Old Bailey bomber Dolours Price has been found dead.
The 62-year-old mother-of-two was found at her home in Malahide, north Dublin, on Wednesday night, sources said.
Price, the former wife of actor Stephen Rea, was a convicted Provisional IRA car bomber for the 1973 attack on London's Old Bailey courts in which one man died and more than 200 people were injured.
A garda spokesman said officers were investigating the sudden death of a woman at a home on St Margaret's Road in Malahide.
Her death is not being treated as suspicious.
Price had been outspoken about Sinn Fein president Gerry Adams's alleged involvement with the IRA for several years.
Along with her 58-year-old sister Marian, who has been imprisoned in Northern Ireland since 2011 after her licence was revoked, they were both critics of the peace process.
In 1973 the two sisters were part of the IRA unit that planted four car bombs outside the Old Bailey. Two of the bombs exploded.
Dolours Price, sentenced to life for the bombing, accused Mr Adams of sanctioning the court attack.
She also alleged that he personally ordered the abduction of several people the IRA considered to be traitors in the 1970s, including Belfast mother of 10 Jean McConville.
Mr Adams has always denied ever being a member of the IRA.
Price claimed she made the allegations on the record to researchers working for Boston College in the US, which the Police Service of Northern Ireland has been battling to recover as evidence.
The recordings were made on the basis that they remain secret until the death of the 28 former IRA and Ulster Volunteer Force terrorists who took part.
Price went on hunger strike with her sister after being charged over the Old Bailey bomb.
They refused food for 200 days and were subsequently repatriated to Northern Ireland to serve their sentences.

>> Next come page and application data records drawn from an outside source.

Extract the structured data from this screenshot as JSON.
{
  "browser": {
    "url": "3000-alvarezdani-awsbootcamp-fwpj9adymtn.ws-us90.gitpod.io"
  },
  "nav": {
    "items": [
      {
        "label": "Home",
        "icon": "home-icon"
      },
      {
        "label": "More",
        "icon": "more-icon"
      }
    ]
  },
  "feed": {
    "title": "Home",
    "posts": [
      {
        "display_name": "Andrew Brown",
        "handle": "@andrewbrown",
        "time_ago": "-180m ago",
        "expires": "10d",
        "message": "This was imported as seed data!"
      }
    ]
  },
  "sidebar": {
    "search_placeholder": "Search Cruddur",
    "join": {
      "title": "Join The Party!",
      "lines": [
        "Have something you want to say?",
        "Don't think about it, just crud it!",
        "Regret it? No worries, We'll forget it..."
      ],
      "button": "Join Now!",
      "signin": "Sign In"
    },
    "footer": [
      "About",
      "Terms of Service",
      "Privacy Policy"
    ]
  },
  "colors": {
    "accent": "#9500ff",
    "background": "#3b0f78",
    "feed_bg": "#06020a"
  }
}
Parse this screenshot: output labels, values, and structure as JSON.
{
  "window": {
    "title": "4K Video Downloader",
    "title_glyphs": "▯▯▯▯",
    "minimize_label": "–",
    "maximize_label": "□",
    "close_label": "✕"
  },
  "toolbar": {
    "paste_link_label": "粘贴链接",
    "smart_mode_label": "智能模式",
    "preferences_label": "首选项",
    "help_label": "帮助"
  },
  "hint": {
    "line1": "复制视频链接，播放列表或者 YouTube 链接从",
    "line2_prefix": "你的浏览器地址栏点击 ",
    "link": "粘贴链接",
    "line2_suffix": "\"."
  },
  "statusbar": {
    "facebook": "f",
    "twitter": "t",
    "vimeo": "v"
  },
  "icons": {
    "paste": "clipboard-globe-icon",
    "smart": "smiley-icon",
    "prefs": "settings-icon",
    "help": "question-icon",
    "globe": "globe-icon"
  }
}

Mr Adams insisted he feels no bitterness towards his accuser.
"None whatsoever," he said.
"I'm sad and shocked to hear that she is dead, and I'm sure everybody who knew her or knew of her will also be sad at this time."
The Sinn Fein leader took the opportunity to call for the release of her sister Marian from prison, adding that she should never have been jailed without a trial.
Her licence was revoked after she read a statement at a dissident republican Easter Rising commemoration in Londonderry in 2011.
Mr Adams said both sisters were extremely close, having spent time in prison together, and that Dolours' death would be particularly hard on Marian.
He said both women had lived hard lives as a result of their involvement in what he called "the civil rights struggle".
"Dolours had a very tough life, like many people," he said.
"She was a long time imprisoned in England. She endured over 200 days of force feeding while on hunger strike. She had many trials and tribulations in her life."
Mr Adams, who said he had not spoken to Price for some time, said he had no concerns about her allegations against him being made public by Boston College.
"I never worry about matters that I have no control over and I have no concerns about any of those issues because they are not true," he said.
A post-mortem examination is planned.